→ Exercise objective
Copy the entries word for word. Keep the pictures out.

→ Given data
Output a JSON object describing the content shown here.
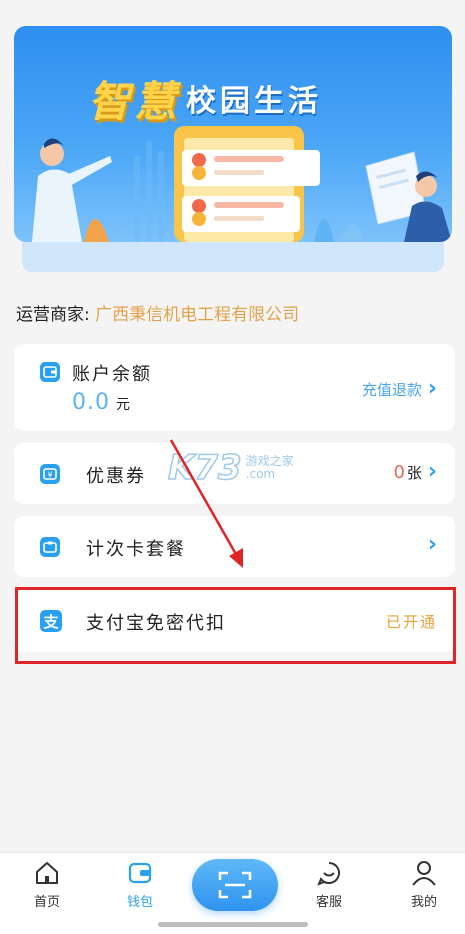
{
  "banner": {
    "title_big": "智慧",
    "title_small": "校园生活"
  },
  "merchant": {
    "label": "运营商家:",
    "name": "广西秉信机电工程有限公司"
  },
  "account": {
    "title": "账户余额",
    "balance": "0.0",
    "unit": "元",
    "action": "充值退款"
  },
  "coupon": {
    "title": "优惠券",
    "count": "0",
    "unit": "张"
  },
  "package": {
    "title": "计次卡套餐"
  },
  "alipay": {
    "icon_char": "支",
    "title": "支付宝免密代扣",
    "status": "已开通"
  },
  "watermark": {
    "text": "K73",
    "sub1": "游戏之家",
    "sub2": ".com"
  },
  "nav": {
    "home": "首页",
    "wallet": "钱包",
    "service": "客服",
    "mine": "我的"
  },
  "colors": {
    "accent": "#2aa1f0",
    "merchant": "#e3a24a",
    "status": "#e8a23a",
    "highlight": "#e0252a"
  }
}
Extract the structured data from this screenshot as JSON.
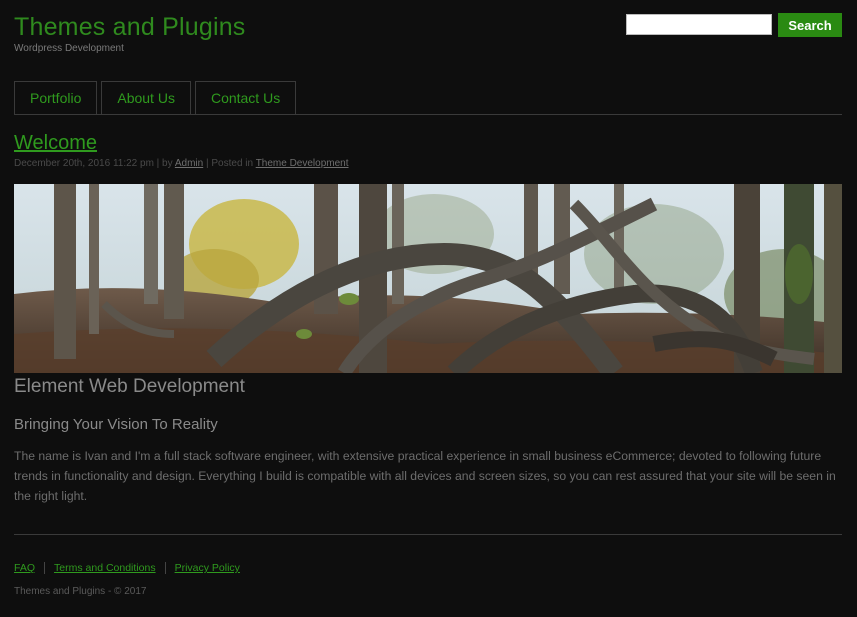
{
  "site": {
    "title": "Themes and Plugins",
    "tagline": "Wordpress Development"
  },
  "search": {
    "value": "",
    "placeholder": "",
    "button_label": "Search"
  },
  "nav": {
    "tabs": [
      "Portfolio",
      "About Us",
      "Contact Us"
    ]
  },
  "post": {
    "title": "Welcome",
    "meta_date": "December 20th, 2016 11:22 pm | by",
    "author": "Admin",
    "meta_posted": "| Posted in",
    "category": "Theme Development",
    "heading": "Element Web Development",
    "subheading": "Bringing Your Vision To Reality",
    "body": "The name is Ivan and I'm a full stack software engineer, with extensive practical experience in small business eCommerce; devoted to following future trends in functionality and design. Everything I build is compatible with all devices and screen sizes, so you can rest assured that your site will be seen in the right light."
  },
  "footer": {
    "links": [
      "FAQ",
      "Terms and Conditions",
      "Privacy Policy"
    ],
    "copyright": "Themes and Plugins - © 2017"
  },
  "colors": {
    "background": "#0e0e0e",
    "accent": "#2f9a1e",
    "button": "#2a8a12"
  }
}
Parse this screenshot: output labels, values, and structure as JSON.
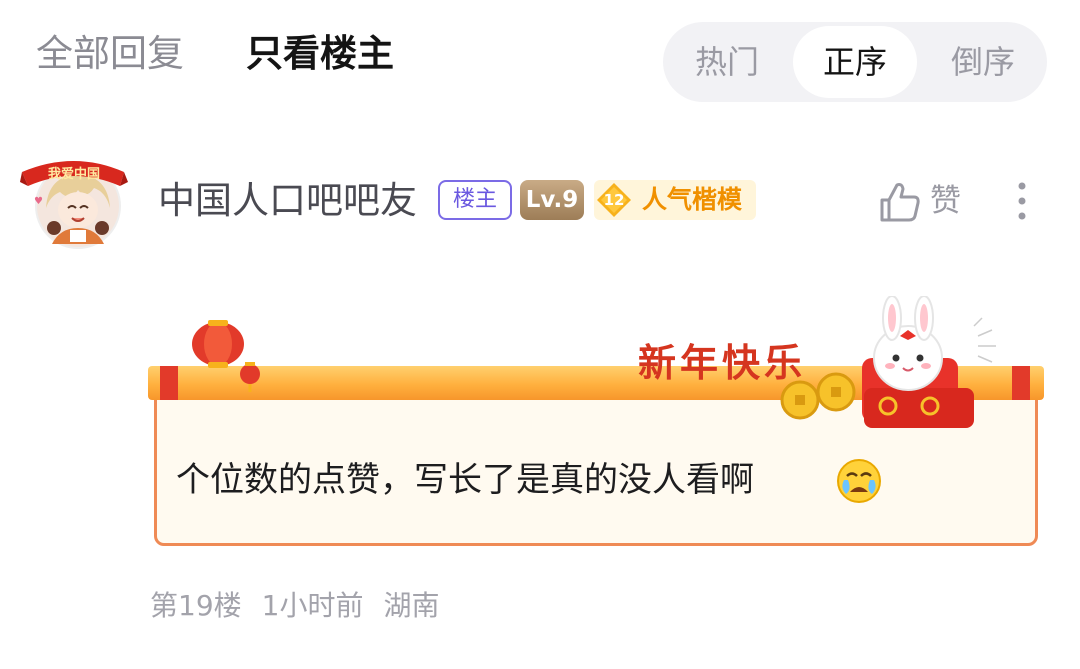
{
  "filter_tabs": [
    {
      "label": "全部回复",
      "active": false
    },
    {
      "label": "只看楼主",
      "active": true
    }
  ],
  "sort_options": [
    {
      "label": "热门",
      "active": false
    },
    {
      "label": "正序",
      "active": true
    },
    {
      "label": "倒序",
      "active": false
    }
  ],
  "post": {
    "avatar_caption": "我爱中国",
    "username": "中国人口吧吧友",
    "owner_badge": "楼主",
    "level_badge": "Lv.9",
    "popularity": {
      "number": "12",
      "label": "人气楷模"
    },
    "like_label": "赞",
    "like_icon": "thumbs-up-icon",
    "more_icon": "more-vertical-icon",
    "bubble_greeting": "新年快乐",
    "comment_text": "个位数的点赞，写长了是真的没人看啊",
    "emoji_icon": "crying-face-emoji",
    "floor": "第19楼",
    "time": "1小时前",
    "location": "湖南"
  },
  "colors": {
    "owner_badge": "#6a58e0",
    "popularity": "#f09000",
    "bubble_border": "#ef8a55",
    "greeting": "#d5351f"
  }
}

→ Response to the exercise
Output a JSON object describing the content shown here.
{
  "banner": {
    "title_big": "智慧",
    "title_small": "校园生活"
  },
  "merchant": {
    "label": "运营商家:",
    "name": "广西秉信机电工程有限公司"
  },
  "account": {
    "title": "账户余额",
    "balance": "0.0",
    "unit": "元",
    "action": "充值退款"
  },
  "coupon": {
    "title": "优惠券",
    "count": "0",
    "unit": "张"
  },
  "package": {
    "title": "计次卡套餐"
  },
  "alipay": {
    "icon_char": "支",
    "title": "支付宝免密代扣",
    "status": "已开通"
  },
  "watermark": {
    "text": "K73",
    "sub1": "游戏之家",
    "sub2": ".com"
  },
  "nav": {
    "home": "首页",
    "wallet": "钱包",
    "service": "客服",
    "mine": "我的"
  },
  "colors": {
    "accent": "#2aa1f0",
    "merchant": "#e3a24a",
    "status": "#e8a23a",
    "highlight": "#e0252a"
  }
}
Extract the structured data from this screenshot as JSON.
{
  "site": {
    "title": "Themes and Plugins",
    "tagline": "Wordpress Development"
  },
  "search": {
    "value": "",
    "placeholder": "",
    "button_label": "Search"
  },
  "nav": {
    "tabs": [
      "Portfolio",
      "About Us",
      "Contact Us"
    ]
  },
  "post": {
    "title": "Welcome",
    "meta_date": "December 20th, 2016 11:22 pm | by",
    "author": "Admin",
    "meta_posted": "| Posted in",
    "category": "Theme Development",
    "heading": "Element Web Development",
    "subheading": "Bringing Your Vision To Reality",
    "body": "The name is Ivan and I'm a full stack software engineer, with extensive practical experience in small business eCommerce; devoted to following future trends in functionality and design. Everything I build is compatible with all devices and screen sizes, so you can rest assured that your site will be seen in the right light."
  },
  "footer": {
    "links": [
      "FAQ",
      "Terms and Conditions",
      "Privacy Policy"
    ],
    "copyright": "Themes and Plugins - © 2017"
  },
  "colors": {
    "background": "#0e0e0e",
    "accent": "#2f9a1e",
    "button": "#2a8a12"
  }
}
Parse this screenshot: output labels, values, and structure as JSON.
{
  "filter_tabs": [
    {
      "label": "全部回复",
      "active": false
    },
    {
      "label": "只看楼主",
      "active": true
    }
  ],
  "sort_options": [
    {
      "label": "热门",
      "active": false
    },
    {
      "label": "正序",
      "active": true
    },
    {
      "label": "倒序",
      "active": false
    }
  ],
  "post": {
    "avatar_caption": "我爱中国",
    "username": "中国人口吧吧友",
    "owner_badge": "楼主",
    "level_badge": "Lv.9",
    "popularity": {
      "number": "12",
      "label": "人气楷模"
    },
    "like_label": "赞",
    "like_icon": "thumbs-up-icon",
    "more_icon": "more-vertical-icon",
    "bubble_greeting": "新年快乐",
    "comment_text": "个位数的点赞，写长了是真的没人看啊",
    "emoji_icon": "crying-face-emoji",
    "floor": "第19楼",
    "time": "1小时前",
    "location": "湖南"
  },
  "colors": {
    "owner_badge": "#6a58e0",
    "popularity": "#f09000",
    "bubble_border": "#ef8a55",
    "greeting": "#d5351f"
  }
}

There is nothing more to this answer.